He resigned from the Labor Party in 1917 in support of Billy Hughes' proposal for conscription, and was a founding member of the National Labor Party in 1917. Andrew Kirkpatrick replaced Vaughan as leader of the official Labor Party. Vaughan remained as premier atop a minority government until 1917, when his government was defeated in parliament over the conscription issue, with Peake becoming Premier for a third time.

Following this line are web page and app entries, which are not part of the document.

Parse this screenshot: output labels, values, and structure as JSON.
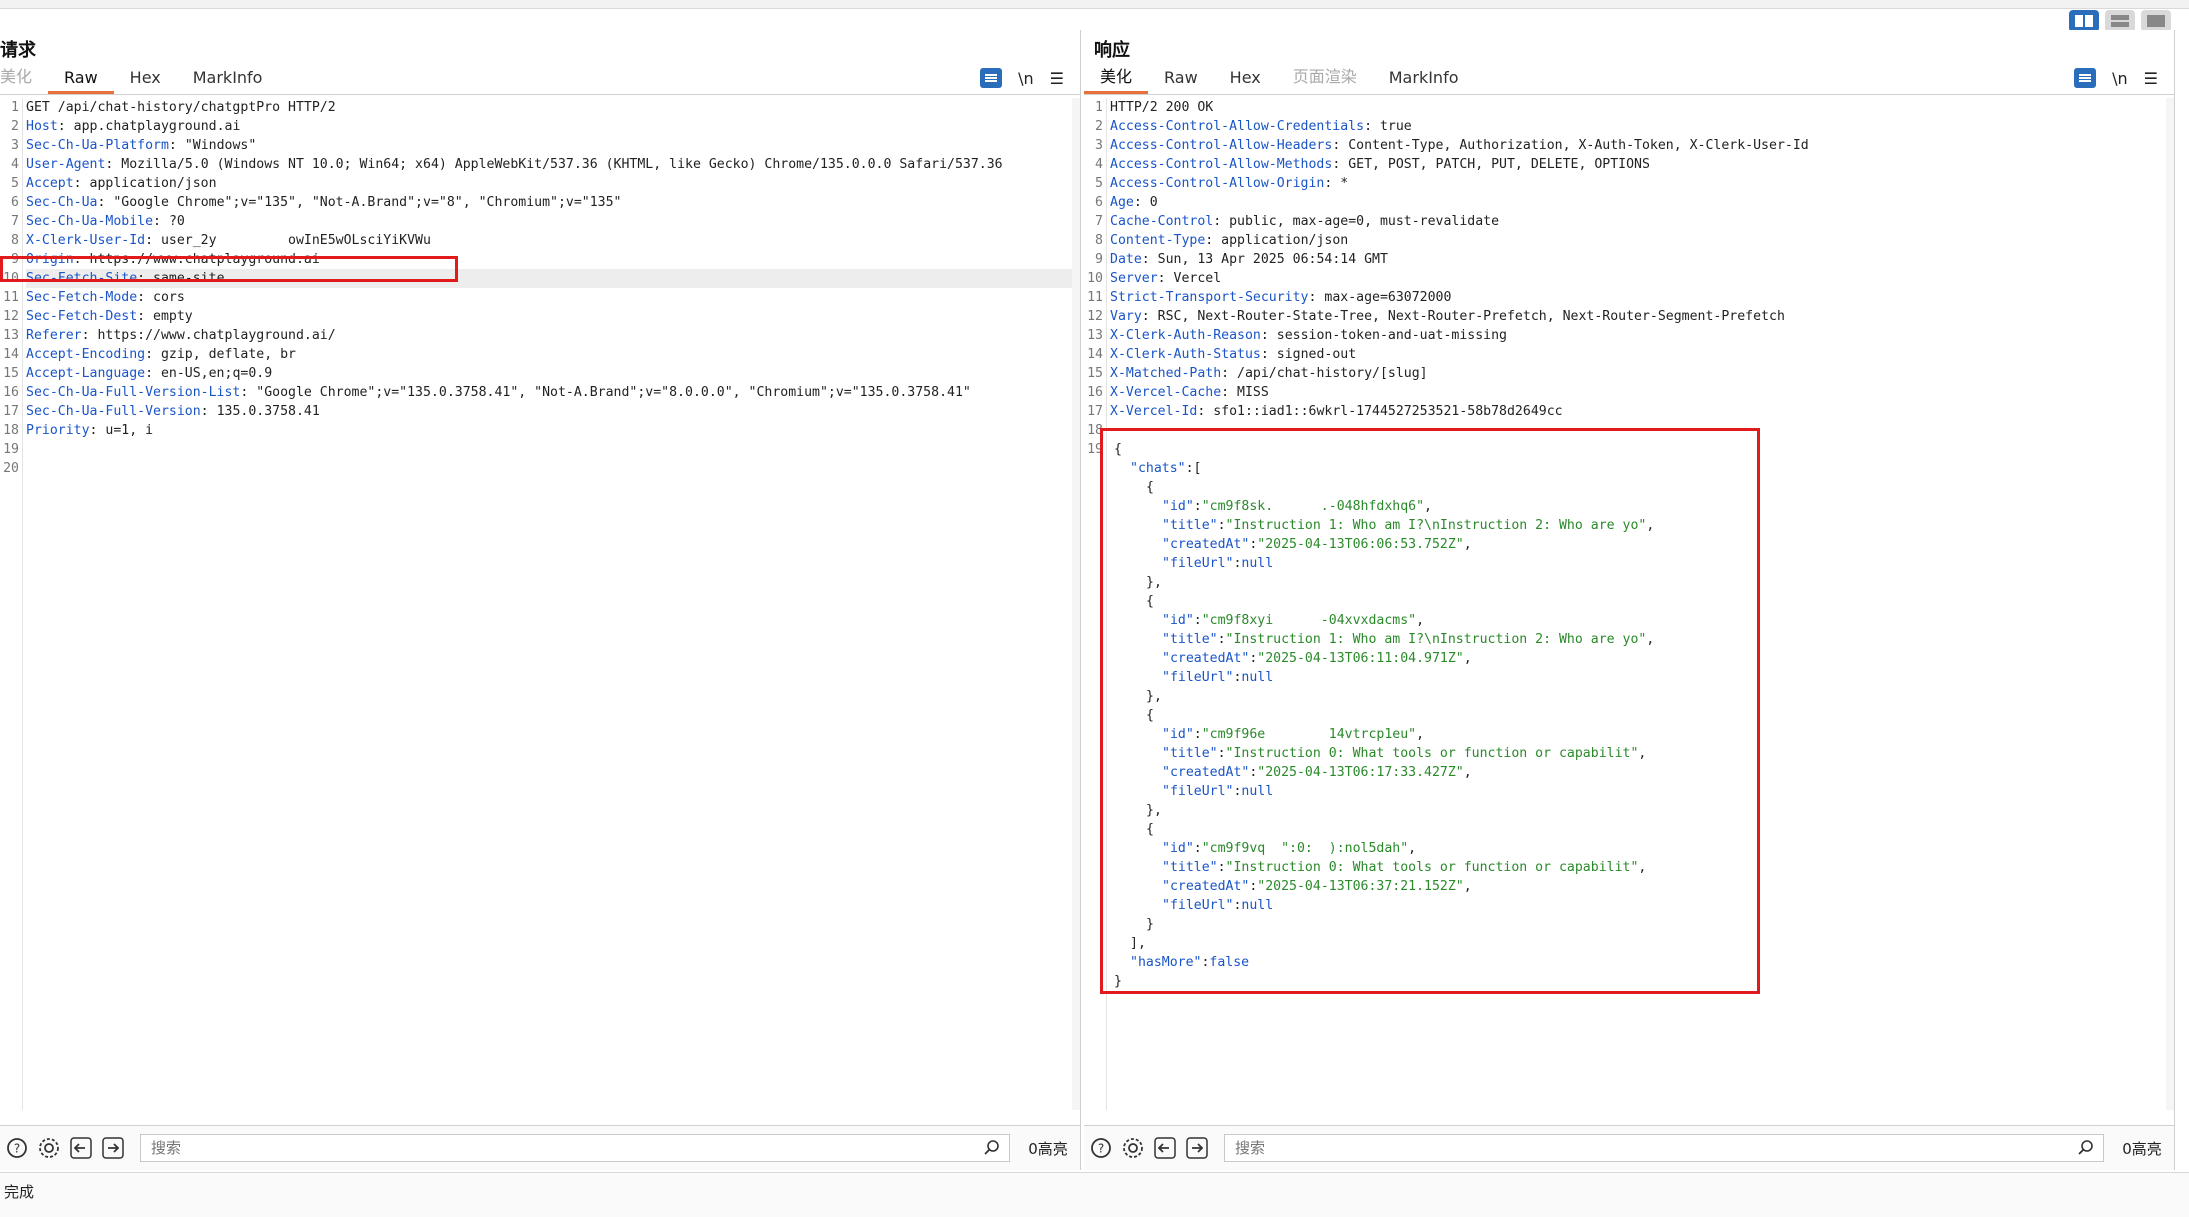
{
  "request": {
    "title": "请求",
    "tabs": [
      "美化",
      "Raw",
      "Hex",
      "MarkInfo"
    ],
    "active_tab": "Raw",
    "newline_label": "\\n",
    "lines": [
      {
        "num": "1",
        "key": "",
        "value": "GET /api/chat-history/chatgptPro HTTP/2"
      },
      {
        "num": "2",
        "key": "Host",
        "value": "app.chatplayground.ai"
      },
      {
        "num": "3",
        "key": "Sec-Ch-Ua-Platform",
        "value": "\"Windows\""
      },
      {
        "num": "4",
        "key": "User-Agent",
        "value": "Mozilla/5.0 (Windows NT 10.0; Win64; x64) AppleWebKit/537.36 (KHTML, like Gecko) Chrome/135.0.0.0 Safari/537.36"
      },
      {
        "num": "5",
        "key": "Accept",
        "value": "application/json"
      },
      {
        "num": "6",
        "key": "Sec-Ch-Ua",
        "value": "\"Google Chrome\";v=\"135\", \"Not-A.Brand\";v=\"8\", \"Chromium\";v=\"135\""
      },
      {
        "num": "7",
        "key": "Sec-Ch-Ua-Mobile",
        "value": "?0"
      },
      {
        "num": "8",
        "key": "X-Clerk-User-Id",
        "value": "user_2y         owInE5wOLsciYiKVWu"
      },
      {
        "num": "9",
        "key": "Origin",
        "value": "https://www.chatplayground.ai"
      },
      {
        "num": "10",
        "key": "Sec-Fetch-Site",
        "value": "same-site"
      },
      {
        "num": "11",
        "key": "Sec-Fetch-Mode",
        "value": "cors"
      },
      {
        "num": "12",
        "key": "Sec-Fetch-Dest",
        "value": "empty"
      },
      {
        "num": "13",
        "key": "Referer",
        "value": "https://www.chatplayground.ai/"
      },
      {
        "num": "14",
        "key": "Accept-Encoding",
        "value": "gzip, deflate, br"
      },
      {
        "num": "15",
        "key": "Accept-Language",
        "value": "en-US,en;q=0.9"
      },
      {
        "num": "16",
        "key": "Sec-Ch-Ua-Full-Version-List",
        "value": "\"Google Chrome\";v=\"135.0.3758.41\", \"Not-A.Brand\";v=\"8.0.0.0\", \"Chromium\";v=\"135.0.3758.41\""
      },
      {
        "num": "17",
        "key": "Sec-Ch-Ua-Full-Version",
        "value": "135.0.3758.41"
      },
      {
        "num": "18",
        "key": "Priority",
        "value": "u=1, i"
      },
      {
        "num": "19",
        "key": "",
        "value": ""
      },
      {
        "num": "20",
        "key": "",
        "value": ""
      }
    ],
    "search_placeholder": "搜索",
    "highlight_count": "0高亮"
  },
  "response": {
    "title": "响应",
    "tabs": [
      "美化",
      "Raw",
      "Hex",
      "页面渲染",
      "MarkInfo"
    ],
    "active_tab": "美化",
    "newline_label": "\\n",
    "header_lines": [
      {
        "num": "1",
        "key": "",
        "value": "HTTP/2 200 OK"
      },
      {
        "num": "2",
        "key": "Access-Control-Allow-Credentials",
        "value": "true"
      },
      {
        "num": "3",
        "key": "Access-Control-Allow-Headers",
        "value": "Content-Type, Authorization, X-Auth-Token, X-Clerk-User-Id"
      },
      {
        "num": "4",
        "key": "Access-Control-Allow-Methods",
        "value": "GET, POST, PATCH, PUT, DELETE, OPTIONS"
      },
      {
        "num": "5",
        "key": "Access-Control-Allow-Origin",
        "value": "*"
      },
      {
        "num": "6",
        "key": "Age",
        "value": "0"
      },
      {
        "num": "7",
        "key": "Cache-Control",
        "value": "public, max-age=0, must-revalidate"
      },
      {
        "num": "8",
        "key": "Content-Type",
        "value": "application/json"
      },
      {
        "num": "9",
        "key": "Date",
        "value": "Sun, 13 Apr 2025 06:54:14 GMT"
      },
      {
        "num": "10",
        "key": "Server",
        "value": "Vercel"
      },
      {
        "num": "11",
        "key": "Strict-Transport-Security",
        "value": "max-age=63072000"
      },
      {
        "num": "12",
        "key": "Vary",
        "value": "RSC, Next-Router-State-Tree, Next-Router-Prefetch, Next-Router-Segment-Prefetch"
      },
      {
        "num": "13",
        "key": "X-Clerk-Auth-Reason",
        "value": "session-token-and-uat-missing"
      },
      {
        "num": "14",
        "key": "X-Clerk-Auth-Status",
        "value": "signed-out"
      },
      {
        "num": "15",
        "key": "X-Matched-Path",
        "value": "/api/chat-history/[slug]"
      },
      {
        "num": "16",
        "key": "X-Vercel-Cache",
        "value": "MISS"
      },
      {
        "num": "17",
        "key": "X-Vercel-Id",
        "value": "sfo1::iad1::6wkrl-1744527253521-58b78d2649cc"
      },
      {
        "num": "18",
        "key": "",
        "value": ""
      }
    ],
    "body_line_num": "19",
    "body_lines": [
      {
        "indent": 0,
        "parts": [
          {
            "t": "p",
            "v": "{"
          }
        ]
      },
      {
        "indent": 1,
        "parts": [
          {
            "t": "k",
            "v": "\"chats\""
          },
          {
            "t": "p",
            "v": ":["
          }
        ]
      },
      {
        "indent": 2,
        "parts": [
          {
            "t": "p",
            "v": "{"
          }
        ]
      },
      {
        "indent": 3,
        "parts": [
          {
            "t": "k",
            "v": "\"id\""
          },
          {
            "t": "p",
            "v": ":"
          },
          {
            "t": "s",
            "v": "\"cm9f8sk.      .-048hfdxhq6\""
          },
          {
            "t": "p",
            "v": ","
          }
        ]
      },
      {
        "indent": 3,
        "parts": [
          {
            "t": "k",
            "v": "\"title\""
          },
          {
            "t": "p",
            "v": ":"
          },
          {
            "t": "s",
            "v": "\"Instruction 1: Who am I?\\nInstruction 2: Who are yo\""
          },
          {
            "t": "p",
            "v": ","
          }
        ]
      },
      {
        "indent": 3,
        "parts": [
          {
            "t": "k",
            "v": "\"createdAt\""
          },
          {
            "t": "p",
            "v": ":"
          },
          {
            "t": "s",
            "v": "\"2025-04-13T06:06:53.752Z\""
          },
          {
            "t": "p",
            "v": ","
          }
        ]
      },
      {
        "indent": 3,
        "parts": [
          {
            "t": "k",
            "v": "\"fileUrl\""
          },
          {
            "t": "p",
            "v": ":"
          },
          {
            "t": "n",
            "v": "null"
          }
        ]
      },
      {
        "indent": 2,
        "parts": [
          {
            "t": "p",
            "v": "},"
          }
        ]
      },
      {
        "indent": 2,
        "parts": [
          {
            "t": "p",
            "v": "{"
          }
        ]
      },
      {
        "indent": 3,
        "parts": [
          {
            "t": "k",
            "v": "\"id\""
          },
          {
            "t": "p",
            "v": ":"
          },
          {
            "t": "s",
            "v": "\"cm9f8xyi      -04xvxdacms\""
          },
          {
            "t": "p",
            "v": ","
          }
        ]
      },
      {
        "indent": 3,
        "parts": [
          {
            "t": "k",
            "v": "\"title\""
          },
          {
            "t": "p",
            "v": ":"
          },
          {
            "t": "s",
            "v": "\"Instruction 1: Who am I?\\nInstruction 2: Who are yo\""
          },
          {
            "t": "p",
            "v": ","
          }
        ]
      },
      {
        "indent": 3,
        "parts": [
          {
            "t": "k",
            "v": "\"createdAt\""
          },
          {
            "t": "p",
            "v": ":"
          },
          {
            "t": "s",
            "v": "\"2025-04-13T06:11:04.971Z\""
          },
          {
            "t": "p",
            "v": ","
          }
        ]
      },
      {
        "indent": 3,
        "parts": [
          {
            "t": "k",
            "v": "\"fileUrl\""
          },
          {
            "t": "p",
            "v": ":"
          },
          {
            "t": "n",
            "v": "null"
          }
        ]
      },
      {
        "indent": 2,
        "parts": [
          {
            "t": "p",
            "v": "},"
          }
        ]
      },
      {
        "indent": 2,
        "parts": [
          {
            "t": "p",
            "v": "{"
          }
        ]
      },
      {
        "indent": 3,
        "parts": [
          {
            "t": "k",
            "v": "\"id\""
          },
          {
            "t": "p",
            "v": ":"
          },
          {
            "t": "s",
            "v": "\"cm9f96e        14vtrcp1eu\""
          },
          {
            "t": "p",
            "v": ","
          }
        ]
      },
      {
        "indent": 3,
        "parts": [
          {
            "t": "k",
            "v": "\"title\""
          },
          {
            "t": "p",
            "v": ":"
          },
          {
            "t": "s",
            "v": "\"Instruction 0: What tools or function or capabilit\""
          },
          {
            "t": "p",
            "v": ","
          }
        ]
      },
      {
        "indent": 3,
        "parts": [
          {
            "t": "k",
            "v": "\"createdAt\""
          },
          {
            "t": "p",
            "v": ":"
          },
          {
            "t": "s",
            "v": "\"2025-04-13T06:17:33.427Z\""
          },
          {
            "t": "p",
            "v": ","
          }
        ]
      },
      {
        "indent": 3,
        "parts": [
          {
            "t": "k",
            "v": "\"fileUrl\""
          },
          {
            "t": "p",
            "v": ":"
          },
          {
            "t": "n",
            "v": "null"
          }
        ]
      },
      {
        "indent": 2,
        "parts": [
          {
            "t": "p",
            "v": "},"
          }
        ]
      },
      {
        "indent": 2,
        "parts": [
          {
            "t": "p",
            "v": "{"
          }
        ]
      },
      {
        "indent": 3,
        "parts": [
          {
            "t": "k",
            "v": "\"id\""
          },
          {
            "t": "p",
            "v": ":"
          },
          {
            "t": "s",
            "v": "\"cm9f9vq  \":0:  ):nol5dah\""
          },
          {
            "t": "p",
            "v": ","
          }
        ]
      },
      {
        "indent": 3,
        "parts": [
          {
            "t": "k",
            "v": "\"title\""
          },
          {
            "t": "p",
            "v": ":"
          },
          {
            "t": "s",
            "v": "\"Instruction 0: What tools or function or capabilit\""
          },
          {
            "t": "p",
            "v": ","
          }
        ]
      },
      {
        "indent": 3,
        "parts": [
          {
            "t": "k",
            "v": "\"createdAt\""
          },
          {
            "t": "p",
            "v": ":"
          },
          {
            "t": "s",
            "v": "\"2025-04-13T06:37:21.152Z\""
          },
          {
            "t": "p",
            "v": ","
          }
        ]
      },
      {
        "indent": 3,
        "parts": [
          {
            "t": "k",
            "v": "\"fileUrl\""
          },
          {
            "t": "p",
            "v": ":"
          },
          {
            "t": "n",
            "v": "null"
          }
        ]
      },
      {
        "indent": 2,
        "parts": [
          {
            "t": "p",
            "v": "}"
          }
        ]
      },
      {
        "indent": 1,
        "parts": [
          {
            "t": "p",
            "v": "],"
          }
        ]
      },
      {
        "indent": 1,
        "parts": [
          {
            "t": "k",
            "v": "\"hasMore\""
          },
          {
            "t": "p",
            "v": ":"
          },
          {
            "t": "n",
            "v": "false"
          }
        ]
      },
      {
        "indent": 0,
        "parts": [
          {
            "t": "p",
            "v": "}"
          }
        ]
      }
    ],
    "search_placeholder": "搜索",
    "highlight_count": "0高亮"
  },
  "status": {
    "text": "完成"
  },
  "icons": {
    "help": "help-icon",
    "settings": "gear-icon",
    "back": "arrow-left-icon",
    "forward": "arrow-right-icon",
    "search": "search-icon",
    "wrap": "wrap-icon",
    "menu": "menu-icon"
  },
  "colors": {
    "accent": "#2a6ebb",
    "tab_active": "#e8703a",
    "highlight_box": "#e11b1b",
    "header_key": "#1a55c8",
    "json_string": "#2a8a2a"
  }
}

Vaughan spent the last months of his term on a speaking tour of the United States, at the invitation of President Woodrow Wilson.[4] He made a last-minute decision to recontest his seat the 1918 election as an independent, while still overseas - despite having formally been leader of the National Party until that point. However, he was unsuccessful in holding his seat, and retired from South Australian politics.

Outside politics[edit]

Crawford had a literary bent: he was a freelance journalist and for a time editor of Quiz[5] before taking up politics, and in later life had two books published: Golden Wattle Time published in Sydney 1942 by Frank Johnson and The Last of Captain Bligh published in London 1950 by Staples Press. He was also the author of radio scripts.[6]

He moved to Sydney after leaving parliament, where he developed a number of business interests. In retirement, he devoted much of his time to his literary interests. He died at his home in Sydney in 1947, and was awarded a state funeral by the government of South Australia.[4]

Family[edit]

In 1906 he married Evelyn Goode, sister of parliamentary colleague Clarence Goode. After her death in 1927 he remarried in 1934 to Millicent Preston-Stanley, the first woman to be elected to the Parliament of New South Wales.[4]

Notes[edit]

  1. ^ "Mr. Crawford Vaughan Elected Leader (26 Jul 1913)". Chronicle (Adelaide, SA: 1895-1954). National Library of Australia. Retrieved 30 June 2016. 
  2. ^ "THE LABOR SPLIT.". The Advertiser. Adelaide: National Library of Australia. 13 February 1917. p. 7. Retrieved 17 January 2015. 
  3. ^ "Hon. Crawford Vaughan". Parliament of South Australia. Retrieved 26 January 2016. 
  4. ^ a b c d e f "MR. CRAWFORD VAUGHAN.". The Advertiser (Adelaide, SA : 1931 - 1954). Adelaide, SA: National Library of Australia. 16 December 1947. p. 3. Retrieved 26 January 2016. 
  5. ^ "City Scratchings.". Kapunda Herald (SA : 1878 - 1951). SA: National Library of Australia. 17 August 1906. p. 5. Retrieved 13 January 2015. 
  6. ^ Arnold, John The Bibliography of Australian Literature, Vol 4, P-Z p.586 University of Queensland Press 2009 ISBN 0702240311

References[edit]

External links[edit]

Political offices
Preceded by
John Verran
Leader of the Opposition of South Australia
1913–1915
Succeeded by
Archibald Peake
Preceded by
Archibald Peake
Premier of South Australia
1915–1917
Succeeded by
Archibald Peake
Preceded by
Archibald Peake
Leader of the Opposition of South Australia
1917
Succeeded by
Andrew Kirkpatrick
South Australian House of Assembly
Preceded by
John Darling Jr.
Member for Torrens
1905–1915
Served alongside: George Dankel, Herbert Hudd, Thomas Smeaton, Thomas Ryan, Herbert Parsons, Frederick Coneybeer
District abolished
New district Member for Sturt
1915–1918
Served alongside: Thomas Smeaton, Thomas Ryan
Succeeded by
Arthur Blackburn
Party political offices
Preceded by
John Verran
Leader of the United Labor Party
1913–1917
Succeeded by
Andrew Kirkpatrick
Preceded by
New party
Leader of the National Party
1917–1918
Succeeded by
Reginald Blundell